By 1914 and the start of the First World War, Zeppelins had carried 37,000 passengers aloft. One ﬂight, more than any other, demonstrated the potential of the aircraft. On 30 June 1914, pilot and designer Igor Sikorsky and three crew took of from St Petersburg in his large four-engined Il’ya Muromets for a successful 2,600-kilometre(1,600-mile-) ﬂight to Kiev and back. Sikorsky’s design was adapted as a long-range bomber during the First World War, as were Zeppelin’s airships. The internationally tense years before 1914 saw the military take an increasing interest in the aeroplane.
Guynemer is still fondly remembered in France to this day and a monument to him stands in front of the headquarters of the Armée de l’Air in Paris. to achieve local air superiority. The most famous of these was Jagdgeschwader 1 (JG1) led by Manfred von Richtofen. Its brightly coloured aircraft were known to the British as Richtofen’s “Flying Circus”. Such was the level of German success that during “Bloody April” 1917 the life expectancy of new RFC pilots was less than three weeks. New aircraft such as the Spad XIII, the SE5a and the Sopwith Camel swung the battle back in the Allies’ favour in the summer of 1917.
Such was the level of German success that during “Bloody April” 1917 the life expectancy of new RFC pilots was less than three weeks.
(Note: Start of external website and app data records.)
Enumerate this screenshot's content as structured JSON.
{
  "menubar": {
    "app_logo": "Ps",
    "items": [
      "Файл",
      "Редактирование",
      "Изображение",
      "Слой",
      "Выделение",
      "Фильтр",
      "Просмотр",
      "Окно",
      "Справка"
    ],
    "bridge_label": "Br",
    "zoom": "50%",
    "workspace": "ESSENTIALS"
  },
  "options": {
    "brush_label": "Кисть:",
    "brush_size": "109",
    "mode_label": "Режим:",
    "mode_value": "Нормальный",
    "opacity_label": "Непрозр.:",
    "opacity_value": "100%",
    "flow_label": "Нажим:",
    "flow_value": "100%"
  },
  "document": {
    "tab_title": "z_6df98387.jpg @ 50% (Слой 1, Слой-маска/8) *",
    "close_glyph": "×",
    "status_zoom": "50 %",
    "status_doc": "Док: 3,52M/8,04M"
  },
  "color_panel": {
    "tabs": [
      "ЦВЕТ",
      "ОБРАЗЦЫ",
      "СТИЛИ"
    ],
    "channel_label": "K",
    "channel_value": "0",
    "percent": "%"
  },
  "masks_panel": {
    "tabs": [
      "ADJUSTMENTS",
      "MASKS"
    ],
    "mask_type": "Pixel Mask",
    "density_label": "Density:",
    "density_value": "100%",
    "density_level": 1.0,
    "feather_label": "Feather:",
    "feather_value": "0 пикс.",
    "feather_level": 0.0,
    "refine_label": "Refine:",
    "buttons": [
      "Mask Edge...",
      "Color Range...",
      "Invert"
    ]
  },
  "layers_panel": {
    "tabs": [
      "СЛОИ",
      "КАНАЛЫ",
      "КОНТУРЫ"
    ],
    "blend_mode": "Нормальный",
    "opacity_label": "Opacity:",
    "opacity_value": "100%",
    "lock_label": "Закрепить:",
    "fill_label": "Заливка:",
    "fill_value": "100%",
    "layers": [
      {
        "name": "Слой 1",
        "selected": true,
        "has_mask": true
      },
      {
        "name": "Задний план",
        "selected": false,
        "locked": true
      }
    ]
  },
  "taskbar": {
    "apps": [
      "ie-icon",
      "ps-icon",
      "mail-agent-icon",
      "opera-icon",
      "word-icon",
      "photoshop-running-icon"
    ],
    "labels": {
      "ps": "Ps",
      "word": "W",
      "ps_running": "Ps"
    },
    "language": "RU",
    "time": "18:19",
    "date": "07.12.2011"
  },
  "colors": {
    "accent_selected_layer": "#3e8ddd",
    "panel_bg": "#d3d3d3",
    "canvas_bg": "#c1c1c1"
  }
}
New aircraft such as the Spad XIII, the SE5a and the Sopwith Camel swung the battle back in the Allies’ favour in the summer of 1917. Despite the introduction of the excellent Fokker D VII in the following year, the German Air Service was overwhelmed by the mass of Allied aircraft deployed against it and by the end of the war in November 1918, could do little save mount local challenges to the Allies’ dominance of the air.
All About History: Book Of Flight by Jon White, Aaron Asadi